- [Aim of the exercise]: Only the lines that include "digit" should be copied from the data below.

- [Supplied material]:
==========
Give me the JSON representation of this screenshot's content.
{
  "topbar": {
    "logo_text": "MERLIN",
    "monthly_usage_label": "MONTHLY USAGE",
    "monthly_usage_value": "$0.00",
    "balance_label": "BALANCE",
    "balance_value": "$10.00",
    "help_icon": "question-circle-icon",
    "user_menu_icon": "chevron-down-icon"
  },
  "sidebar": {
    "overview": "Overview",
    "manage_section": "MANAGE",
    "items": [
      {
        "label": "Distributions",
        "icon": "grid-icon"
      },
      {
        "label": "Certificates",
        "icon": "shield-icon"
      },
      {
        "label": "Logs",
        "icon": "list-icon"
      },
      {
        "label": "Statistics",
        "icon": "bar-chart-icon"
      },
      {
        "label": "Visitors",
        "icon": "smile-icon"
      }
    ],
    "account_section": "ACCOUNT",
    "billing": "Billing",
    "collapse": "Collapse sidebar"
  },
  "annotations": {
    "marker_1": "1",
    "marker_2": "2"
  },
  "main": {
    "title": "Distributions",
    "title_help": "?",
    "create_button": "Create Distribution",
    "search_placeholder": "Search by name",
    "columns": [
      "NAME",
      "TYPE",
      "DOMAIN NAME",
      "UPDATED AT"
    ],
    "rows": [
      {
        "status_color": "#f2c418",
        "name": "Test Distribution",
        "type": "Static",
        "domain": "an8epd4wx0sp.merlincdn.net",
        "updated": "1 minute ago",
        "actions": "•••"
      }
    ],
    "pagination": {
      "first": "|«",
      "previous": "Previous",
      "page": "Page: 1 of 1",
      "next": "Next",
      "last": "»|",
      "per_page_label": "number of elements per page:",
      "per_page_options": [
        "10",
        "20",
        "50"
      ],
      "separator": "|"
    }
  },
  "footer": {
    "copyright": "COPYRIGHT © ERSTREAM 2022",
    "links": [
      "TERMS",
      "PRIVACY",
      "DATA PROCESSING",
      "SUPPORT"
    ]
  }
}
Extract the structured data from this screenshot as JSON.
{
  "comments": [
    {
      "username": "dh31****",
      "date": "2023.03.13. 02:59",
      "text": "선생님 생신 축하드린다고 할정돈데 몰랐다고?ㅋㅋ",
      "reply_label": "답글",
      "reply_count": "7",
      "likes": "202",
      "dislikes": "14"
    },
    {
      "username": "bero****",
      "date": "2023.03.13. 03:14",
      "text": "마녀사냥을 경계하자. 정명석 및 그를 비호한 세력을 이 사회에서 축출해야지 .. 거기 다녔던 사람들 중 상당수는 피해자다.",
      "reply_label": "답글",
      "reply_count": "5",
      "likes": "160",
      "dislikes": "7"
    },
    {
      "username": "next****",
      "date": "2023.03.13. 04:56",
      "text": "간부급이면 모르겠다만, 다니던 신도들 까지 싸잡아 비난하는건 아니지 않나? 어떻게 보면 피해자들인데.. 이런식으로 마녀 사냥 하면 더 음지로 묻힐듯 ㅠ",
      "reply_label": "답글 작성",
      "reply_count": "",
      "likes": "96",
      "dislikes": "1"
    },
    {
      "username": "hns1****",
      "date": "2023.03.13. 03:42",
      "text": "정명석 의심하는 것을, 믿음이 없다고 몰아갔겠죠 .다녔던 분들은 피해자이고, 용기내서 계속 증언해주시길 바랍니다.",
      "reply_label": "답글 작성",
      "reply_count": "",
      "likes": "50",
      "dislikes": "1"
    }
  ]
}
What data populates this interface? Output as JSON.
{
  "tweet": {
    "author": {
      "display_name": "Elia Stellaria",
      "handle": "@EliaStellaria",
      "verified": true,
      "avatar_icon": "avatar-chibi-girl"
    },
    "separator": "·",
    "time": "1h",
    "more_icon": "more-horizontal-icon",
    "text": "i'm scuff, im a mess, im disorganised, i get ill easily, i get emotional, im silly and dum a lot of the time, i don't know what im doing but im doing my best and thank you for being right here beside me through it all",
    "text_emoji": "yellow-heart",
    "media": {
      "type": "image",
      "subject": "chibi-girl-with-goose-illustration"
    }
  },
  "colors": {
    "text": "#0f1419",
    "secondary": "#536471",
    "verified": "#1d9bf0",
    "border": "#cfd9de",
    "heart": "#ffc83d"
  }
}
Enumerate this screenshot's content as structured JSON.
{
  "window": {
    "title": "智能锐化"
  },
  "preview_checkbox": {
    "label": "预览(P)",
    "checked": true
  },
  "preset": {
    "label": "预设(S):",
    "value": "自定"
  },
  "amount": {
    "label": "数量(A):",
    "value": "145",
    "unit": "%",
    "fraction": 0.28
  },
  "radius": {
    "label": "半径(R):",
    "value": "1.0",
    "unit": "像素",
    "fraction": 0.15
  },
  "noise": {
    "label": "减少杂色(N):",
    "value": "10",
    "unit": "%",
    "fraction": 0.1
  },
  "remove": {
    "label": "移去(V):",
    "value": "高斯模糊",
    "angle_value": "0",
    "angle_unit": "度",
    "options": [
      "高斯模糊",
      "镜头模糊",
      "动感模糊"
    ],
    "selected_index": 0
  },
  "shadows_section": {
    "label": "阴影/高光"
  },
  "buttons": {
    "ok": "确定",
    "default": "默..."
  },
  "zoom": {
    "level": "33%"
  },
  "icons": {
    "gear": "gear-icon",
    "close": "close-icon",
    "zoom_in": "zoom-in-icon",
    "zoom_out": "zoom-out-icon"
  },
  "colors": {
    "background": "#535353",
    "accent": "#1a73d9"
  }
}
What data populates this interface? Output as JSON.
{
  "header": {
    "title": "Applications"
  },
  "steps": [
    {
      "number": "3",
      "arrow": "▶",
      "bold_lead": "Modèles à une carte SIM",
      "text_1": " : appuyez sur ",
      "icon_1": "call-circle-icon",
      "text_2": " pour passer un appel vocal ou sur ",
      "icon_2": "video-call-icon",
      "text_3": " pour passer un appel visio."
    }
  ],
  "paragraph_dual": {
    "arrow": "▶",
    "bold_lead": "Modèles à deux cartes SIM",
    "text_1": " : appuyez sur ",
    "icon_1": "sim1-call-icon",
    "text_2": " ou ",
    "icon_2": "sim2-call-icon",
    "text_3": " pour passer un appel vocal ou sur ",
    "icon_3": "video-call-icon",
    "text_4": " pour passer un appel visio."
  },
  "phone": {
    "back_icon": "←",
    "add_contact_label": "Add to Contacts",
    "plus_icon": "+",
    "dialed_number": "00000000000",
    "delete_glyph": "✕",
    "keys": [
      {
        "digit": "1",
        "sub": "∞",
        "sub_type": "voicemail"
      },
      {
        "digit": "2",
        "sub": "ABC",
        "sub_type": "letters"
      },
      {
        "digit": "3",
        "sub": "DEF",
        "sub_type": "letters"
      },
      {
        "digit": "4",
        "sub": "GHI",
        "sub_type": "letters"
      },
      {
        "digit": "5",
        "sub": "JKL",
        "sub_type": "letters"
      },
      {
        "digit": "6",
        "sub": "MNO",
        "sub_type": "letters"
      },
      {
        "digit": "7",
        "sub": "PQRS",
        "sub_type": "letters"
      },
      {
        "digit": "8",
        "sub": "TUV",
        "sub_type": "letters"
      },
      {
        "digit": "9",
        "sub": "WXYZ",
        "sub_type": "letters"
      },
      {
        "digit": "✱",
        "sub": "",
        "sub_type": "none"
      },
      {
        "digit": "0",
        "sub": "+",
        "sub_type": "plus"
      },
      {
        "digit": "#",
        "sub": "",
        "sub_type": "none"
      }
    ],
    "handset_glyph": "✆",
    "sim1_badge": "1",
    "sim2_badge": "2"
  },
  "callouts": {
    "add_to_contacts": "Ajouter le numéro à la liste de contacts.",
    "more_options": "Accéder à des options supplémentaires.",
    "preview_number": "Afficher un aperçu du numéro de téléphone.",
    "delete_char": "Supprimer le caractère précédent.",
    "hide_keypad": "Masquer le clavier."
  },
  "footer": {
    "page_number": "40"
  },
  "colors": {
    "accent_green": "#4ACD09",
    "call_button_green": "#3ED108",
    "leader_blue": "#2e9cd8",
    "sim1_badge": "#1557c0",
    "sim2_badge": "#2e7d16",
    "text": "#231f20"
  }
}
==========
- [Answer below]:
        "digit": "1",
        "digit": "2",
        "digit": "3",
        "digit": "4",
        "digit": "5",
        "digit": "6",
        "digit": "7",
        "digit": "8",
        "digit": "9",
        "digit": "✱",
        "digit": "0",
        "digit": "#",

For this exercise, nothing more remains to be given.